Before deciding on having a Border Collie, you need to ask one question, “How much of myself am I prepared to give?” Border Collies are very intelligent and sensitive and providing time for a game with a ball, a half hour walk or a weekly training session is not enough, they need to be part of your life. Taking a dog into your home is a big responsibility and the more information about the breed and its requirements you have, the easier it will be to understand your dog.
If you are considering applying to give one of our Trust dogs a home you may need to be prepared to spend at least one day, and possibly two, with the dog you have chosen to make sure you are certain he or she is right for you. This will also give us the opportunity to assess you both together and to help you to understand each other.
We do not insist you become involved in any dog activity or go to training classes. But we do need to know that you are dedicated to the welfare of your dog, can provide a calm and secure home and are prepared to put in the time needed initially to get know each other.
We don’t rush our dogs out into new homes. we give them time to settle and we assess them. We have full time behaviourists and trainers who work with them and who will spend time with you discussing the dog you would like to adopt.
We try to ensure that our guardians have the best possible dog for them, their family and their lifestyle, and this may mean that sometimes we may recommend a dog to someone they hadn’t previously considered.
While we appreciate people may have work and family commitments we don’t let our dogs go into homes where they are going to be left alone for long periods of time, and some of our younger dogs may not be suitable for families or couples with part time work commitments. This does not necessarily mean we will refuse to home a dog into such circumstances, but we would need to discuss the options of adopting an older dog, or of a family member sharing the responsibility of caring for the dog.

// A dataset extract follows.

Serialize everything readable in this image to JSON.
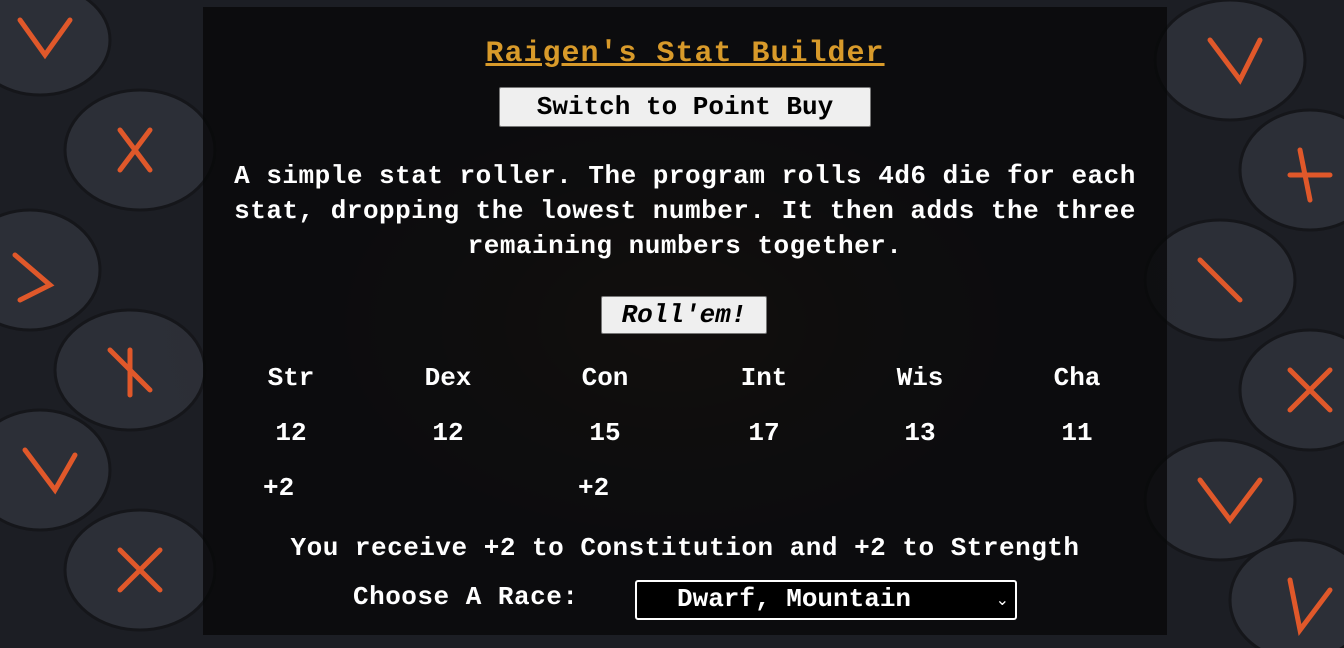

We do not refuse to let our dogs go to families where there are young children but please do not be offended if we turn down requests to look at some of the dogs you may think are suitable, or if we suggest older or steadier dogs. We don’t always have dogs in that can be placed with families with children, and we do sometimes have to say no to families with very young children.
We like all our dogs to go to their new homes with a foundation set for good manners and training. We teach them to wait at doors and gates, to walk nicely on a lead and to have the beginning of a recall. We show our adopters what their dogs knows and how to progress with their training and we are always there as back up for our dogs for the rest of their lives. We are always there to help with advice or further training.
We are intending to extend our services to do inhouse training for people with problems dogs. This is only available at the moment on a small scale, but we will be developing it further when we expand.
When dogs come in to our rescue they may have behavioural issues, have been abused or be simply confused at being in a rescue and not at home. We allow them time to settle and by studying their actions and body language they start to tell us about their past, which helps us to understand how to prepare them for their future. We train with body language to teach our dogs to ‘wait’ at gates and doors, to ‘leave’ anything they become fixated on and to walk sensibly on a lead. Whenever possible we also start them on recall on a long line and we teach them how to chill out on their own special mat.
All our dogs and their adopters have full back up from the Trust and its trainers, this is not an ‘extra’ chargeable service this is part of the adoption contract.
For more information on TLC Training and the breed www.bordercollies.co.uk